Click to enlarge
The first round of severe thunderstorms occurred between noon and 4 PM and was associated with a weak pre frontal surface trough and embedded disturbance aloft. The second round of storms occurred between 6 PM and 10 PM, which featured a sharp cold front, along with another potent disturbance in the winds aloft.

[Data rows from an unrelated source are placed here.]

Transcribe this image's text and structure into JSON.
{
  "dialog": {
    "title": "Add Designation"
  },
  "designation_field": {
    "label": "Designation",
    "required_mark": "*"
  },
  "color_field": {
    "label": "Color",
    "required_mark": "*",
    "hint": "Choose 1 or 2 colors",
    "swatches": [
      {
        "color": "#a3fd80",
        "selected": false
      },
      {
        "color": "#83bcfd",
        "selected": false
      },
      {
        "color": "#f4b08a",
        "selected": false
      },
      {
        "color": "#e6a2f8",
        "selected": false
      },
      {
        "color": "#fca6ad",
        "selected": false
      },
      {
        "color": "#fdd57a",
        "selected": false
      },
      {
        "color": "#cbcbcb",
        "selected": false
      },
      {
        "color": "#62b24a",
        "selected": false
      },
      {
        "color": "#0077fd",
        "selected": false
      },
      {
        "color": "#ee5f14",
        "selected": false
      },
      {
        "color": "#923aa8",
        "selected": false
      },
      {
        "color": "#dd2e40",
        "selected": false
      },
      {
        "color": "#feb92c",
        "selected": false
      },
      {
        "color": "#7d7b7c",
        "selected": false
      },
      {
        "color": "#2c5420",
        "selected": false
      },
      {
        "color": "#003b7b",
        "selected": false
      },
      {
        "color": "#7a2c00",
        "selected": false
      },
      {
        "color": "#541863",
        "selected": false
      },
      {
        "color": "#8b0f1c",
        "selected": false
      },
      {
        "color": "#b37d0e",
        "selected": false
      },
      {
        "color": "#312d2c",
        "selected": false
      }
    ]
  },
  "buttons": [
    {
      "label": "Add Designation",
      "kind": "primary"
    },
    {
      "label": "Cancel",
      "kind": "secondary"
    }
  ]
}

This setup of two rounds of significant severe weather is unusual across our forecast area; rain-cooled air associated with the first round often stabilizes the atmosphere and limits the overall severe weather threat associated with the second round of storms.

Figure 10-1 shows a water vapor loop, along with lightning activity (indicated in red/white), and movement of several disturbances aloft (shown in red) from 1225 PM through 700 PM on June 10th. The image shows two distinct rounds of storms across our county warning area, which is shown by the lightning activity. In addition, note the significant drying/subsidence aloft across the Ohio Valley and eastern Great Lakes associated with potent short wave energy and digging mid/upper level trough.
Click to enlarge
The first line of convection produced numerous trees down across St. Lawrence County in northern New York, along with damaging winds between Shelburne and Williston, Vermont. An Automated Weather Observing Station (AWOS) at Potsdam measured a 58 mph wind gust, while winds were estimated at 70 mph at North Hero, associated with the first line of convection. In addition to the damaging thunderstorm wind gusts, one inch diameter hail was observed at Shelburne, Vermont at 225 PM.

Figure 10-2 shows a composite reflectivity radar loop from Noon through 4 PM, along with lightning activity in white. First, note the very strong storm with (65 to 70 DBZ) the purple reflectivity returns across St Lawrence County in northern New York along with the associated cloud-to-ground lightning strikes. Then notice the line redeveloping across the Champlain Valley around 2 PM with more purple returns in the reflectivity structure.
Click to enlarge
The second line of damaging thunderstorm winds and up to golf ball sized hail occurred between 6:30 and 10:00 PM. Figure 10-3 is a composite reflectivity loop with lightning from 530 PM to 10:00 PM.

Note the several embedded lines of strong to severe thunderstorms that develop across our forecast area ahead of the approaching cold front. In addition, note all the lightning activity associated with these thunderstorms.
Click to enlarge
This severe weather event on 10 June 2008 produced over 50 reports of severe weather, along with widespread power outages across northern New York as well as central and northern Vermont.

In addition, damaging hail up to golf ball size and thunderstorm wind gusts to 60 mph occurred with this significant severe weather outbreak, ranking this outbreak among the top ten weather events of the past decade across WFO BTV. The photo in figure 10-4 shows a shelf cloud structure near South Burlington, Vermont associated with strong thunderstorm wind gusts.
Click to enlarge
Figure 10-5 shows thunderstorm wind damage near Williston, Vermont on 10 June 2008.
A further analysis of this event, with details radar and pre-storm analysis can be found at the following link:

<<< Back #9 >>>
Figure 10-1: Water Vapor from 1215 PM to 700 PM on 10 June 2008
Figure 10-2: Composite Reflectivity Radar Loop from Noon through 4 PM on 10 June 2008 (Lightning Activity in White)
Figure 10-3: Composite Reflectivity Radar Loop from 5:30 through 10 PM on 10 June 2008 (Lightning Activity in White)
Figure 10-4: Shelf Cloud Structure near Overlook Park South Burlington, Vermont
Figure 10-5: Tree Damage Williston, Vermont

National Weather Service
1200 Airport Drive
S. Burlington VT 05403

Webmaster: Webmaster
Page last modified: February 20, 2010
About Us
Career Opportunities
Privacy Policy